Instructions to follow
In the entries below, how many lines hold the string "Container"? Give only the number.

┌─ Data under study

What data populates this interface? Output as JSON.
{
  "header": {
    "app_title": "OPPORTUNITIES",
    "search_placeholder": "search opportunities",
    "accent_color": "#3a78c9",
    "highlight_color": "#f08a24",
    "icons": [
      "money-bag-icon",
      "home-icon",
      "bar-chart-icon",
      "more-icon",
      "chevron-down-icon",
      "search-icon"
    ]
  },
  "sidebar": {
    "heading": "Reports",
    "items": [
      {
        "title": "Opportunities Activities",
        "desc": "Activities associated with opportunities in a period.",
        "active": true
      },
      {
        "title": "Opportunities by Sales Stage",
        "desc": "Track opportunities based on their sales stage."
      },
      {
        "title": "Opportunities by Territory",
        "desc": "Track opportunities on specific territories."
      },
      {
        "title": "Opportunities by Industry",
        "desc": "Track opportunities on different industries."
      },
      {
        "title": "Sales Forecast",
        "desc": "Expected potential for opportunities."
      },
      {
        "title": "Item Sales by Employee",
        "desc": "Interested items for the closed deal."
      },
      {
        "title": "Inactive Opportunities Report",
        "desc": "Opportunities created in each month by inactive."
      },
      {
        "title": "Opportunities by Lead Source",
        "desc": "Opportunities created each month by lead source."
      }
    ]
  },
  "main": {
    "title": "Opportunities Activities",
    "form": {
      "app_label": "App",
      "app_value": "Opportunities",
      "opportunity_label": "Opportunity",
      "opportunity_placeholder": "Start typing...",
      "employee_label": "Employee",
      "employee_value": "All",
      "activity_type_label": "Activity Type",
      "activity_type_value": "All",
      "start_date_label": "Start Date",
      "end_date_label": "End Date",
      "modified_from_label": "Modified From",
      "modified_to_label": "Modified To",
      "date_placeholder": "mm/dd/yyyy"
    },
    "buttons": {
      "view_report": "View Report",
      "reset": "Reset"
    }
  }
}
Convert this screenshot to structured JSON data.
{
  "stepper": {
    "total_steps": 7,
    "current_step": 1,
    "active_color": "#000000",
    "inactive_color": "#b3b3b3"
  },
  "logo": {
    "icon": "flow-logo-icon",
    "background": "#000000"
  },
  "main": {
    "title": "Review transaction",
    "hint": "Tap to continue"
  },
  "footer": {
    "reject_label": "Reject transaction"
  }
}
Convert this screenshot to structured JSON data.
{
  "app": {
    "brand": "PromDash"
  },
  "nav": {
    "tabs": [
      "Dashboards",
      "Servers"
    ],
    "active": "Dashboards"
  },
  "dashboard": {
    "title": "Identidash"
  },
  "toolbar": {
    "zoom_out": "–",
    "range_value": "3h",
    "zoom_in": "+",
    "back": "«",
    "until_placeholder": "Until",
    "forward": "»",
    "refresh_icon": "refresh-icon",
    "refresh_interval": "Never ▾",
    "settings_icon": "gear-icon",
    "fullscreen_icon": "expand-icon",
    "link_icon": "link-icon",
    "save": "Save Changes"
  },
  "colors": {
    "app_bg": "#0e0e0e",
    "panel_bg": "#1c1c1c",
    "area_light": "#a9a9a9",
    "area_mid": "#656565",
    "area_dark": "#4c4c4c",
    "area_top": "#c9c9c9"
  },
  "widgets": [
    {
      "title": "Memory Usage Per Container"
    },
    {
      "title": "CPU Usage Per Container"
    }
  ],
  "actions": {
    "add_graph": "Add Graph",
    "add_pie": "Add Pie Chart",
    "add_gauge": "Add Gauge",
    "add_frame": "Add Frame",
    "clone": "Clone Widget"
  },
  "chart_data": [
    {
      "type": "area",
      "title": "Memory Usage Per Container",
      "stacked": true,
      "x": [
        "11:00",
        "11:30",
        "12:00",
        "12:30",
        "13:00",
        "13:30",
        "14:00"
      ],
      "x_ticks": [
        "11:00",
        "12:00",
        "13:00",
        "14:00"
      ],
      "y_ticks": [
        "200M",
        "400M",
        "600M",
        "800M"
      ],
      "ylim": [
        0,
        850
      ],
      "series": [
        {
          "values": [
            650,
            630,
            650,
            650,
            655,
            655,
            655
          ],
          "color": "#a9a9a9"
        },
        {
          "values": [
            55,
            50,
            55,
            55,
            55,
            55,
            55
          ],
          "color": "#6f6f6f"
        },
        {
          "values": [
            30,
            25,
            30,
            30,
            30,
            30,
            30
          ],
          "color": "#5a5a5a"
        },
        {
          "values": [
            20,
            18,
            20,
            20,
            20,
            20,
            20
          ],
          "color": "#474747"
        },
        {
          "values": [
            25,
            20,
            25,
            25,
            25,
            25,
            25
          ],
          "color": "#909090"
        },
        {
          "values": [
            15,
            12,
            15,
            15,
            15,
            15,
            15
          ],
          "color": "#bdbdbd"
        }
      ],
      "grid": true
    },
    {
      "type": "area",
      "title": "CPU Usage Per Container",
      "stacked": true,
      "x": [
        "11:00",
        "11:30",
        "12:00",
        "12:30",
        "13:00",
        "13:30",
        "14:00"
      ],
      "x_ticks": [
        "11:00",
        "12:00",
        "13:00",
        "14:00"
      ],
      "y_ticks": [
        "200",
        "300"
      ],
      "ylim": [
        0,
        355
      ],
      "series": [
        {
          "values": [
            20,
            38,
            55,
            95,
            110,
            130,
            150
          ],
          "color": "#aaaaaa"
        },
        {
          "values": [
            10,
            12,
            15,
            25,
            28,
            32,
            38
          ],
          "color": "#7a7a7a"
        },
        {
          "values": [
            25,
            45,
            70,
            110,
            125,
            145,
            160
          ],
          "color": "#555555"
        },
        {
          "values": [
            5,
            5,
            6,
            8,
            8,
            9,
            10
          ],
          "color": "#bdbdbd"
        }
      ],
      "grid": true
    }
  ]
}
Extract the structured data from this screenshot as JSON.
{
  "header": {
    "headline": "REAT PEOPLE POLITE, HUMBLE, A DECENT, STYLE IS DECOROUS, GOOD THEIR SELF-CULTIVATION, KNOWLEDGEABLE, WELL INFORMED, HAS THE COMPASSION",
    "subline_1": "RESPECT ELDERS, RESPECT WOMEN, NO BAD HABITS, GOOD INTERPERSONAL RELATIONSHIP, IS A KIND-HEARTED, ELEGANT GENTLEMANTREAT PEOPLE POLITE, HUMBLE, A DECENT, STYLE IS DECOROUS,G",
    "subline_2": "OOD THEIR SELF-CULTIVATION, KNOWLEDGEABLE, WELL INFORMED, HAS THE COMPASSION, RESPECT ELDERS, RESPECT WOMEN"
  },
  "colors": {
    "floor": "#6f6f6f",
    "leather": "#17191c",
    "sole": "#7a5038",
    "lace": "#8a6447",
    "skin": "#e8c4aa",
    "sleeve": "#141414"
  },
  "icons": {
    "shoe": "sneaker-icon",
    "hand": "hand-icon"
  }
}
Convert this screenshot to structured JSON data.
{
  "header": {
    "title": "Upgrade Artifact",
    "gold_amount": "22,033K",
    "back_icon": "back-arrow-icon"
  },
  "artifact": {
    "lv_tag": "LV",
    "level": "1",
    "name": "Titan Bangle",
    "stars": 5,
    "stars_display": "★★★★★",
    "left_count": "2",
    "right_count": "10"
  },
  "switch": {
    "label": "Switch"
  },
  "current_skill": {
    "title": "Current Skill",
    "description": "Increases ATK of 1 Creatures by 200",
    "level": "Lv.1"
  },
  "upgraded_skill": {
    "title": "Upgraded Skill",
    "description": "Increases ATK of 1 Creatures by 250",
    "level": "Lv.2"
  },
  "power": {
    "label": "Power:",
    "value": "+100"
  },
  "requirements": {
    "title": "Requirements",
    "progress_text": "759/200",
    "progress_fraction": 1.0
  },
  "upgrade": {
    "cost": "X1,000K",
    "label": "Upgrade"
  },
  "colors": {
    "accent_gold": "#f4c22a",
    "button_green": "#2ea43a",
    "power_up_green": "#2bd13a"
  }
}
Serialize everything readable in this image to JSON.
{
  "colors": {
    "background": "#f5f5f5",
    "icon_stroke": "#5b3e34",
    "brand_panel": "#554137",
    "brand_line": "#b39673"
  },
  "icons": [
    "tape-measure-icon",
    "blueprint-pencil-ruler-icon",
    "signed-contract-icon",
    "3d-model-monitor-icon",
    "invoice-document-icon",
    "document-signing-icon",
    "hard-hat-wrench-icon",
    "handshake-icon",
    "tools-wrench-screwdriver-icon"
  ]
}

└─

Completed task
4